The differential diagnosis list for neoplasms in the suprasellar region were discussed including craniopharyngioma. This tumor arises from remnants of Rathkes pouch.
Craniopharyngiomas are composed of polygonal to columnar cells arranged in solidly cellular areas but may also be seen arranged in cysts or tubules. These tumors generally have areas of squamous differentiation and ciliated cells lining cystic spaces, neither of which were present in the tumor in this case. They can have multifocal areas of necrosis, and cholesterol crystals may be seen. Pituitary adenoma and pituitary carcinoma were also discussed. Pituitary adenomas are composed of polygonal to spindle shaped cells which can be arranged in solidly cellular areas as well as a sinusoidal pattern, and they lack the characteristic of multiple cell types as seen in the tumor in this case. The nuclei in pituitary adenomas are vesiculate, similar to the tumor in this case, but the cells have a moderate to abundant amount of granular cytoplasm. Pituitary carcinomas are similar to adenomas but are more invasive with greater cellular atypia and higher mitotic rate.(4)
Grossly, suprasellar germ cell tumors are grey-white in color, located on midline and usually obscure the pituitary and compress overlying neuroparenchyma. Pituitary tumors are white to brown in color and can be quite large, also compressing the adjacent neuroparenchyma.(4) Craniopharyngiomas are also large tumors that grow along the ventral brain, but may extend dorsally into the neuroparenchyma.(5) Each of these is a reasonable gross differential diagnosis for a mass located in the most ventral region of the brain, on midline and caudal to the optic chiasm.
1. Barnhart KF, Wojcieszyn J, Storts RW. Immunohistochemical staining patterns of canine meningiomas and correlation with published immunophenotypes. Vet Pathol. 2002; 39:311-321.
2. Ferreira AJA, Peleteiro MC, Carvalho T, Correia JMJ, Shulman FY and Summers BA. Mixed germ cell tumor of the spinal cord in a young dog. J Small Anim Pract. 2003; 44(2):81-84.
3. Hoei-Hansen CE, Sehested A, Juhler M, Y-FC Lau, Skakkebaek NE, Laursen H and Rajpert-De Meyts E. New evidence for the origin of intracranial germ cell tumors from primordial germ cells: expression of pluripotency and cell differentiation markers. J. Pathology. 2006; 209 (1):25-33.
4. Koestner A, Bilzer T, Fatzer R, Schulman FY, Summers BA, Van Winkle TJ. Histological Classification of Tumors of the Nervous System of Domestic Animals. 2nd series.
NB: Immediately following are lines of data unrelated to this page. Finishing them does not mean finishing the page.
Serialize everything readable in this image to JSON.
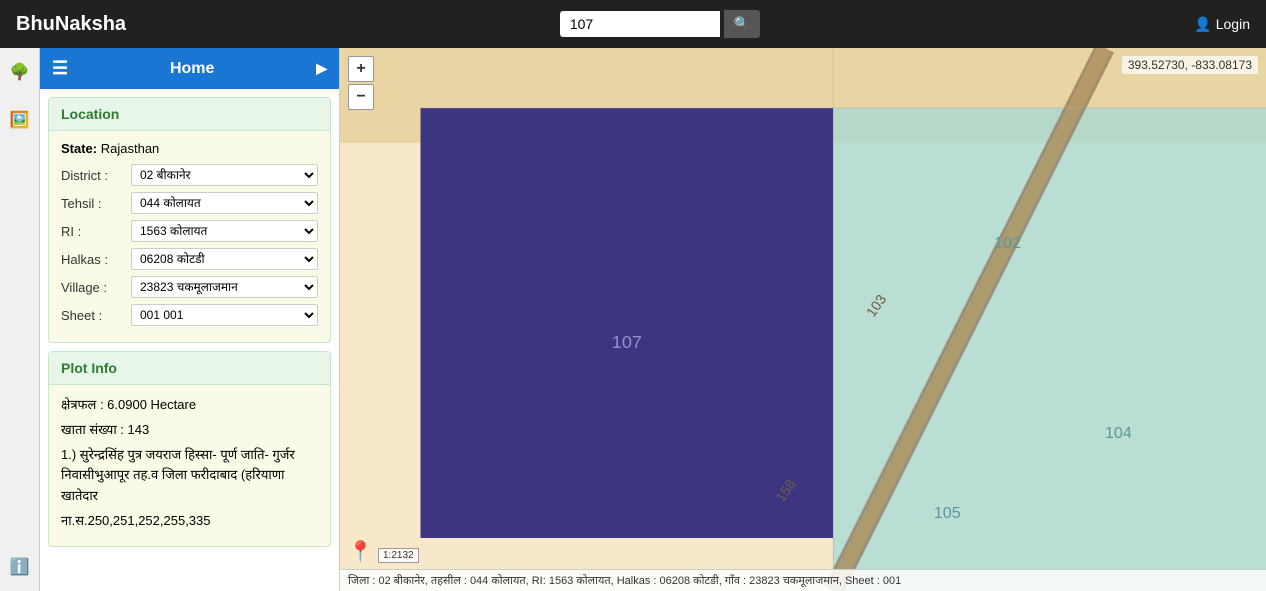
{
  "navbar": {
    "brand": "BhuNaksha",
    "search_placeholder": "107",
    "search_value": "107",
    "search_icon": "🔍",
    "login_label": "Login",
    "login_icon": "👤"
  },
  "sidebar": {
    "icons": [
      "🌳",
      "🖼️",
      "ℹ️"
    ],
    "home_label": "Home"
  },
  "location": {
    "title": "Location",
    "state_label": "State:",
    "state_value": "Rajasthan",
    "district_label": "District :",
    "district_value": "02 बीकानेर",
    "tehsil_label": "Tehsil :",
    "tehsil_value": "044 कोलायत",
    "ri_label": "RI :",
    "ri_value": "1563 कोलायत",
    "halkas_label": "Halkas :",
    "halkas_value": "06208 कोटडी",
    "village_label": "Village :",
    "village_value": "23823 चकमूलाजमान",
    "sheet_label": "Sheet :",
    "sheet_value": "001 001"
  },
  "plot_info": {
    "title": "Plot Info",
    "area_label": "क्षेत्रफल : 6.0900 Hectare",
    "account_label": "खाता संख्या : 143",
    "owner_info": "1.) सुरेन्द्रसिंह पुत्र जयराज हिस्सा- पूर्ण जाति- गुर्जर निवासीभुआपूर तह.व जिला फरीदाबाद (हरियाणा खातेदार",
    "khasra": "ना.स.250,251,252,255,335"
  },
  "map": {
    "coordinates": "393.52730, -833.08173",
    "plot_number": "107",
    "adjacent_plots": [
      "102",
      "104",
      "105"
    ],
    "status_bar": "जिला : 02 बीकानेर, तहसील : 044 कोलायत, RI: 1563 कोलायत, Halkas : 06208 कोटडी, गाँव : 23823 चकमूलाजमान, Sheet : 001",
    "scale": "1:2132",
    "plus_label": "+",
    "minus_label": "−"
  }
}
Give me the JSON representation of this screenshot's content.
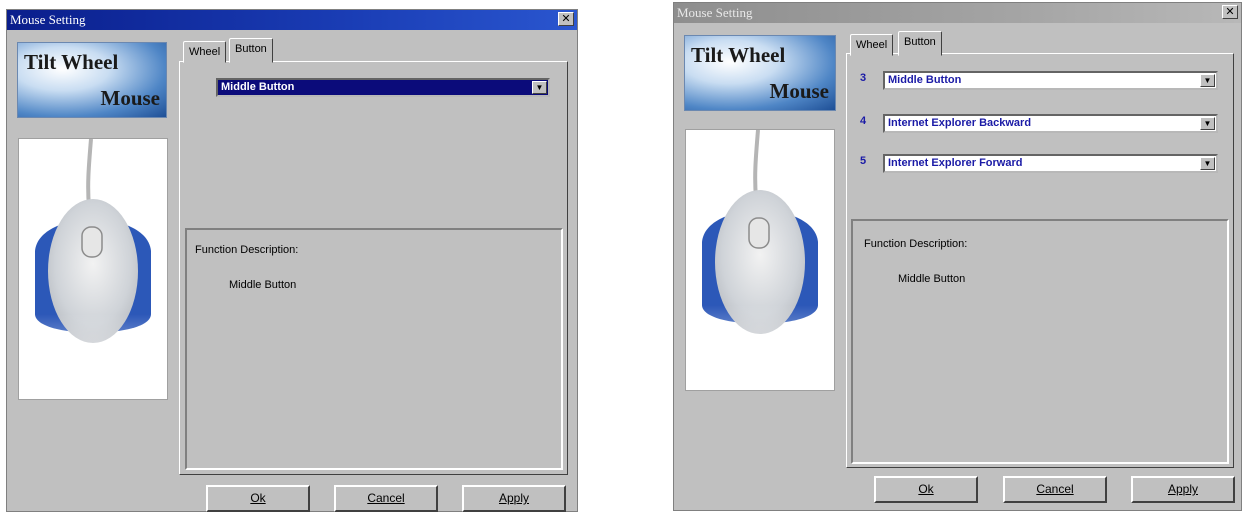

Vol. V. Washington DC: Armed Forces Institute of Pathology; 1999:30-36.
5. Koestner A, Higgins RJ. Tumors of the nervous system. In: Meuten DJ, ed. Tumors Cytoplasm of the epithelial-like cells strongly positive for alpha fetoprotein. (anti-AFP, 200X) in Domestic Animals. 4th ed. Ames, IA: Blackwell Publishing Professional; 2002:623-626,728.
6. Patterson-Kane JC, Shulman FY, Santiago N, McKinney L and Davis CJ. Mixed germ cell tumor in the eye of a dog. Vet Pathol. 2001; 38(6):712-714.
7. Summers BA, Cummings and de Lahunta A. Tumors of the central nervous system. In: Summers BA, Cummings and de Lahunta A, eds. Veterinary Neuropathology. St. Louis, MO: Mosby; 1995:384- 385.
8. ACVP meeting, neuropathology mystery slides, case # 5. Presented by Dr. Amanda Fales-Williams (Iowa State University).